What’s small but powerful, lightweight but strongly recommended and can save you from America’s No. 1 killer?
The answer is an AED, which is short for an automated external defibrillator.
The machine is designed specifically for the first person to respond to a victim of sudden cardiac arrest, and not only can it restore a victim’s heartbeat and breathing, it’s also easy to operate.
“Remove clothing from chest,” is the first instruction you hear from the AED version sampled by the Messenger at the Decatur Fire Department, a 4.5-pound plastic box 4 inches high, 8 inches wide and 9.5 inches long.
“Connect electrodes” comes next.

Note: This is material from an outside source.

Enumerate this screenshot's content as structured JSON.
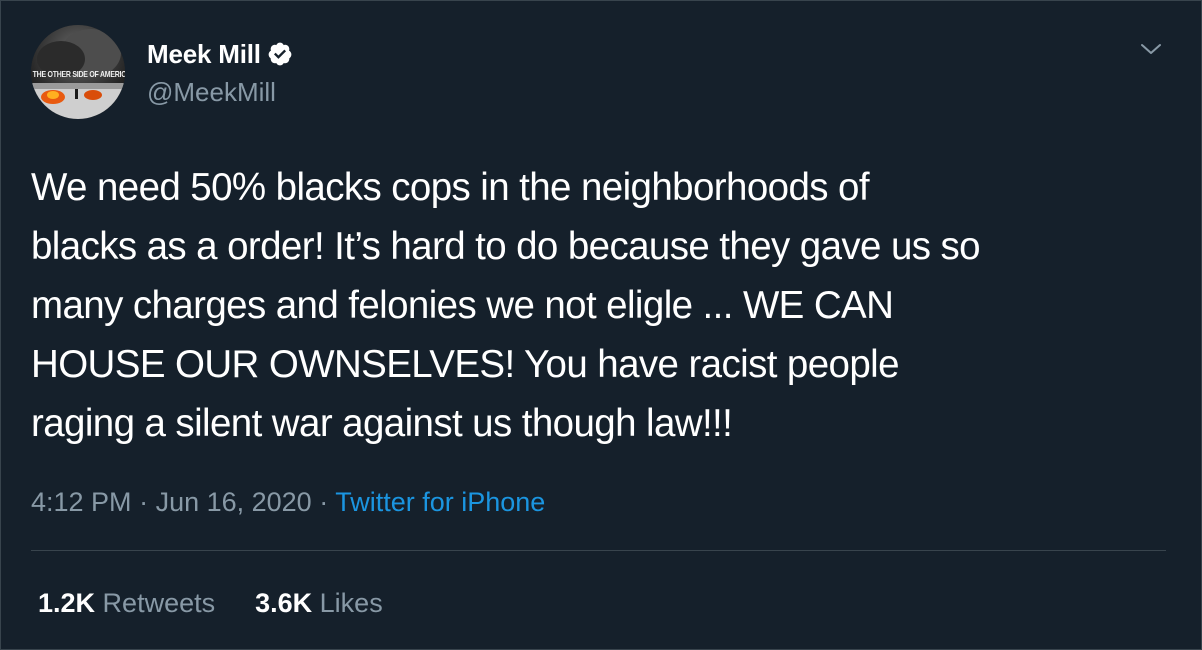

A diagram shows where to attach the electrodes (on either side of the heart).
The AED does it all from there, advising “Please do not touch the patient,” “Analyzing now,” and “Heart rhythm shockable” or “Heart rhythm not shockable.”
If a shock is what’s needed, the machine will provide one, with no need to touch the machine. If the situation is “not shockable,” the AED will prompt the rescuer to “Continue with CPR.”
“If you’re doing CPR, it has a timer that will tell you how long you’ve been doing compressions,” firefighter Brandon McGar explained. “It’ll also have a beat, so you know when to do compressions.
“If the shock doesn’t help, we’ll do CPR all the way to the hospital,” he said.
Deputy Chief Deroy Bennett marvels at the technology.
“AEDs weren’t even available to lay users 15 years ago,” he said. “A layperson couldn’t read an EKG strip and determine when defibrillation is needed. To have a unit that is programmable to analyze heart rhythms is really something.”